One client who left an impression was referred to me by a befriender, who noticed that she had looked progressively weaker over the course of a few weeks. The client had been visually impaired for 30 years and relied on her grandson to take her outdoors. Since starting school however, he had less time, and so she stopped going for her doctor’s appointments and had not left her home since. Through the home visit, we noticed that she had sustained burns while cooking for herself, and would also sometimes injure herself while putting out her laundry. Despite our suggestions and cajoling to have a doctor visit, or obtain visually-impaired support, she rejected all

Nurses stationed at the Senior Activity Centre attending to residents.

interventions. Her main goal in life, she shared, was to wait for her grandson, her only pillar of support, to enter national service.

Her case made me realise that the perception of health is different for everyone, and our interventions depended very much on her own priorities in life. I came to accept that we have to respect her decisions, until she is ready for our intervention. We continue to check on her from time to time to ensure she is supported within the community.

What motivates you in your journey as a community nurse?

In the ward I saw many patients with heart and chronic diseases which could potentially have been avoided had they been more aware and made lifestyle changes early. While I could help educate warded patients and guide them back to health, I could not do as much for their family members and children, whom I felt would benefit even more from education and preventive measures. This would stop them from going down the same path of the patients. Hence I found my calling in community nursing, to help people get and stay healthy.

I am motivated when the client is motivated to make changes. I celebrate small wins together with the client, for example when the client reports increased steps on the step tracker, or achieves better controlled blood pressure.

Through being stationed at our Community Health Post, I have met clients who came to us to learn how to better manage their own chronic diseases and health. Some residents drop by with their neighbours to understand more about diet or clarify medications. I find it heart-warming to be closely involved in empowering individuals and the community to better manage their own health. Nothing rewards me more than celebrating their successes towards better health together, knowing that my journey was also their journey, and we walked it together.

Where do you see yourself in future?

I hope to gain more skills and health knowledge, as there is so much to learn about managing the health of a community. In becoming a better nurse, I hope to contribute to healthier communities.

A word of advice for anyone looking to be a community nurse?

Passion, compassion, patience, and the will to learn. These count as some of the most important requirements. As community nurses, we may not always see the results of our work immediately, but keep an open mind and be adaptable.

Training is available to guide community nurses in their provision of care, including health coaching, motivation and engagement techniques, other than the clinical aspects of the job.

Community nursing is dynamic as our job depends on responding to the needs on the ground, which differs for each client based on their needs, health and social situation. A lot of the time, we need to be resourceful in finding ways to help people achieve better health, within their home environment and community.

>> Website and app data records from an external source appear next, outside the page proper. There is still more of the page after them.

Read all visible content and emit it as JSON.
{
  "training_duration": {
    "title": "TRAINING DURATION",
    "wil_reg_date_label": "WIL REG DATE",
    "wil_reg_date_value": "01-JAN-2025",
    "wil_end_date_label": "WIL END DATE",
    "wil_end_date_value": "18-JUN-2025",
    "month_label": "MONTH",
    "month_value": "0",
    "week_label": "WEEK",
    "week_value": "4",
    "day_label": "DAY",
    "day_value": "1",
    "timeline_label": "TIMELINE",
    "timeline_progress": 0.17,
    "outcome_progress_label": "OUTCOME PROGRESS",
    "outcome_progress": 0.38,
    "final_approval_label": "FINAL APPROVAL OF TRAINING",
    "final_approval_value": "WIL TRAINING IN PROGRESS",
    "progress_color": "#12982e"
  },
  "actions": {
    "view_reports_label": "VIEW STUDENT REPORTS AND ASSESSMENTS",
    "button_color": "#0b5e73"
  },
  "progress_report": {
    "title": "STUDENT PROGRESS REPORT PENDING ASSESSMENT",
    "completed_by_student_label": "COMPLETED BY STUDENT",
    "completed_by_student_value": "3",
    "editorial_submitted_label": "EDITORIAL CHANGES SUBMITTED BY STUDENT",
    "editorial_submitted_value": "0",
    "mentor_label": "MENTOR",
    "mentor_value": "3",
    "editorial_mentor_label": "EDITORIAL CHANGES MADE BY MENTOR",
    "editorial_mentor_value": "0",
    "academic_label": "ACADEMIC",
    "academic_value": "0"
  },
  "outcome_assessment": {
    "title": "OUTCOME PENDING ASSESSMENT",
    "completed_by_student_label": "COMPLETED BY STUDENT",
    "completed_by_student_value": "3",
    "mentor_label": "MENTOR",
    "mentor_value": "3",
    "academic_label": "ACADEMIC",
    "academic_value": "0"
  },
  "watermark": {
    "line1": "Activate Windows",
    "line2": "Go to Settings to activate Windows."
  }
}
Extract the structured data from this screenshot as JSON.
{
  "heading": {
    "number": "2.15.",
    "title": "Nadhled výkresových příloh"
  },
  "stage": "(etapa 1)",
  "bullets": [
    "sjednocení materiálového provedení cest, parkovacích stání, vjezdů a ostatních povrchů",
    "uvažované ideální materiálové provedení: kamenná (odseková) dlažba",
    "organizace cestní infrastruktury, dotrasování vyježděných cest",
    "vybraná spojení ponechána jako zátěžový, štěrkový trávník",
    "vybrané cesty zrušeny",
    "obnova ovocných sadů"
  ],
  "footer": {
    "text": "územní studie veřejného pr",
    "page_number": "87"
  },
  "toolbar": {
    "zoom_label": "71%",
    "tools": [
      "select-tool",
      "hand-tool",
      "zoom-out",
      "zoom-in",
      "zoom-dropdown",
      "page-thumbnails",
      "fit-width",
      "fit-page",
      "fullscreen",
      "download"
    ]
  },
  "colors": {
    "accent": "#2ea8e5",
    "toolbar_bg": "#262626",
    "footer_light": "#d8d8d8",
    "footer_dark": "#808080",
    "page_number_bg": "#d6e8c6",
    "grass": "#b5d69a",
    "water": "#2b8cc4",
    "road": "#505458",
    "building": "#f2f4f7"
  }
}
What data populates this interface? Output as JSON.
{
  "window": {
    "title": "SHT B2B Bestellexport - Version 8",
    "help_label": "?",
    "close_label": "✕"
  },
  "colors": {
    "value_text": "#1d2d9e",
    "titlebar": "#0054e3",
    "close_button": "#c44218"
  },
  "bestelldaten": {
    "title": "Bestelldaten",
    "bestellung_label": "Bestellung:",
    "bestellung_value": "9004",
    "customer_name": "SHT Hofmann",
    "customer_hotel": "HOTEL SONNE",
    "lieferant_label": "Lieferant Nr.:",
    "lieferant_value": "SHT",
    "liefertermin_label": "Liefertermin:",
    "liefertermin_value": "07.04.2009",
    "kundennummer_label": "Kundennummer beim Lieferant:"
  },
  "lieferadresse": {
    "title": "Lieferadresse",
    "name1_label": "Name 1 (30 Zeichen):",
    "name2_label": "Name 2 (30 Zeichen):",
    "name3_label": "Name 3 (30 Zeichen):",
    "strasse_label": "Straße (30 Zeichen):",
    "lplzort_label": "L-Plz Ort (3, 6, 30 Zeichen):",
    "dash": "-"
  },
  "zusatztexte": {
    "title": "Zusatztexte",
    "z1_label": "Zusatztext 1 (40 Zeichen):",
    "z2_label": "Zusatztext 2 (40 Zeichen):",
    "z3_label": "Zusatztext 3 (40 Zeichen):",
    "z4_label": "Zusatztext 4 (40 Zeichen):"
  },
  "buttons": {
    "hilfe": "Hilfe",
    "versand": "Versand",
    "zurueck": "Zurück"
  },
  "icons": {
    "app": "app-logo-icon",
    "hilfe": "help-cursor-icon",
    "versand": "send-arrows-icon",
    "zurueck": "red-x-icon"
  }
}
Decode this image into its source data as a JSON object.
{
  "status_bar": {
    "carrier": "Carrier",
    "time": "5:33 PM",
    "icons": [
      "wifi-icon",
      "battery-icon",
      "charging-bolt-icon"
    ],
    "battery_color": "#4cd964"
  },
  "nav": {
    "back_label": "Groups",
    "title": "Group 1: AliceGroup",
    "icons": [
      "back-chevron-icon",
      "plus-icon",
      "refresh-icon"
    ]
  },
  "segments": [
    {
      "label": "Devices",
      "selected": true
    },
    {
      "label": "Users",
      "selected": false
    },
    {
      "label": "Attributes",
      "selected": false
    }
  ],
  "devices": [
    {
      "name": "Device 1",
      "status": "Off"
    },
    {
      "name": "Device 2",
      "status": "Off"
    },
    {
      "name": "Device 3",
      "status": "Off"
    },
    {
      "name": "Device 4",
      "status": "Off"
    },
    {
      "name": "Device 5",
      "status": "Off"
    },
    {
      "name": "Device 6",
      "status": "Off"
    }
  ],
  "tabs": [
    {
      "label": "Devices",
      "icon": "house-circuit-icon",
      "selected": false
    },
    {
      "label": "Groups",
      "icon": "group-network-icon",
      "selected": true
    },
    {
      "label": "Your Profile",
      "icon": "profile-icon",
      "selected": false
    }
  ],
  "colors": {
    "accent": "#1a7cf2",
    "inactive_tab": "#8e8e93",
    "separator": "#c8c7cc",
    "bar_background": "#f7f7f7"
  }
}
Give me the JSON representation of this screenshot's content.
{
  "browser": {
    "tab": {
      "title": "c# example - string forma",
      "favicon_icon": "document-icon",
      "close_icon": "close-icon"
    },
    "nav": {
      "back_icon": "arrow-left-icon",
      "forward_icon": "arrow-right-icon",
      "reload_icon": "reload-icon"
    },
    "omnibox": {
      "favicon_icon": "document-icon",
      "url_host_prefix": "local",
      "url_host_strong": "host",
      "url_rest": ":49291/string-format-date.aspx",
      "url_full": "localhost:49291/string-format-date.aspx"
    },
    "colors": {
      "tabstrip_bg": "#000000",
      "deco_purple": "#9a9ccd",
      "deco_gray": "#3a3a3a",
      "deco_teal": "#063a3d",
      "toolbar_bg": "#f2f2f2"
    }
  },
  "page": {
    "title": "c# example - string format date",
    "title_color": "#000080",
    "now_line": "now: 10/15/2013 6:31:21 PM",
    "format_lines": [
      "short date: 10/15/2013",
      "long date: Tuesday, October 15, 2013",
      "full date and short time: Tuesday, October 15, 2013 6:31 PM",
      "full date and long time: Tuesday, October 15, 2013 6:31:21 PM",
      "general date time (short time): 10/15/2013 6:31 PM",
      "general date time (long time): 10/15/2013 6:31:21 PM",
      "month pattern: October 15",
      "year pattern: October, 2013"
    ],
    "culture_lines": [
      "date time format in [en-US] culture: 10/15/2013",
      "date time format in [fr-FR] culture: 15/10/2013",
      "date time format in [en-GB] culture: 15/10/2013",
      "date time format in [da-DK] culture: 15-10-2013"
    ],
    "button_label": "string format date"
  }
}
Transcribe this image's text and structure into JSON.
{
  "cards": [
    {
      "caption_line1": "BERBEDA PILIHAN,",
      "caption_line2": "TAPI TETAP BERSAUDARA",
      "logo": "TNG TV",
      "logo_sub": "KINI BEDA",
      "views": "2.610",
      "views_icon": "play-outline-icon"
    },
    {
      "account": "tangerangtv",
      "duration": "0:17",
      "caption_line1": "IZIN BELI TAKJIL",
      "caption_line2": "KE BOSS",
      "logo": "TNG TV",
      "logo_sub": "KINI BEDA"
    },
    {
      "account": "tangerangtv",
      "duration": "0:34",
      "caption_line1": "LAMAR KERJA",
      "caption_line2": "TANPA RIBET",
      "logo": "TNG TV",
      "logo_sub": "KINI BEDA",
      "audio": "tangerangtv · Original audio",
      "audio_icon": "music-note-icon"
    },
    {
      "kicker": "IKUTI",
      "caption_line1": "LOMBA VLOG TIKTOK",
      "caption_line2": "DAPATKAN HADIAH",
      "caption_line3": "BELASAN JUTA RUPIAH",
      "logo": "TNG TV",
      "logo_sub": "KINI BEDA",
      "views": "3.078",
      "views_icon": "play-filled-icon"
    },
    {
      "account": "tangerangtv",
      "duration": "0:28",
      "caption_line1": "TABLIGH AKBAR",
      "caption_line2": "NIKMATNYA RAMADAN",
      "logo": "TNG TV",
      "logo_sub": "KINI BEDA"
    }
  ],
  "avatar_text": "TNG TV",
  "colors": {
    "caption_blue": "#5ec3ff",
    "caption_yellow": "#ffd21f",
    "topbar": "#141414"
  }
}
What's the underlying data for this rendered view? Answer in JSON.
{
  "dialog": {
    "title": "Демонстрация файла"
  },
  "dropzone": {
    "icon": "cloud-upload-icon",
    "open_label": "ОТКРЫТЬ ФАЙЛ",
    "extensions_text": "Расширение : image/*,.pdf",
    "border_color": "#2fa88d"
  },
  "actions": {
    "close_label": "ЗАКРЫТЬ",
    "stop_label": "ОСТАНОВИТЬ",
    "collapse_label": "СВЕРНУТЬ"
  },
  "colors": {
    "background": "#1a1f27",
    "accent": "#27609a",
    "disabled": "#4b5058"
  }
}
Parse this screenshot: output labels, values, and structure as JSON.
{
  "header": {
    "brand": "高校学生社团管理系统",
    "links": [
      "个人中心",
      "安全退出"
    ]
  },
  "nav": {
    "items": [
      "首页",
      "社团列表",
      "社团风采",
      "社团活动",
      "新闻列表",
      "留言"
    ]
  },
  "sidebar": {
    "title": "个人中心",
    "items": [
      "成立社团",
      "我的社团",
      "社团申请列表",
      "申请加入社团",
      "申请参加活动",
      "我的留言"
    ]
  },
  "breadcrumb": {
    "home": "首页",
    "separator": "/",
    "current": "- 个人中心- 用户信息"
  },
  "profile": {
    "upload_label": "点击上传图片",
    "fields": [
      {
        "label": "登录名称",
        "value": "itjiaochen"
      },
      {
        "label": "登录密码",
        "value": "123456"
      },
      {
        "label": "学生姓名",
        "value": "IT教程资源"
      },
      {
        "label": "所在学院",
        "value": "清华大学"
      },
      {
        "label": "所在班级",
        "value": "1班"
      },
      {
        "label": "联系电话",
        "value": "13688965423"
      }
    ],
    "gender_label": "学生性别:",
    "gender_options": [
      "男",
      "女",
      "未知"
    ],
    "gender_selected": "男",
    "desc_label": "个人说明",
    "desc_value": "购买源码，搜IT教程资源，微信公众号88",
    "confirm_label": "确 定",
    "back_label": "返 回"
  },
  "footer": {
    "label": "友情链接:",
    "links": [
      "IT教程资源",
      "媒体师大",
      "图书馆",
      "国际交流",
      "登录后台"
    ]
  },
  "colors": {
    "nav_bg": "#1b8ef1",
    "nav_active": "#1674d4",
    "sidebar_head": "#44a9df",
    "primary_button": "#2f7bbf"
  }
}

With the shift from healthcare to health, community care is definitely the future.

The NUHS community nurses are part of the integrated health and care delivery system working towards a healthy and engaged population in western Singapore.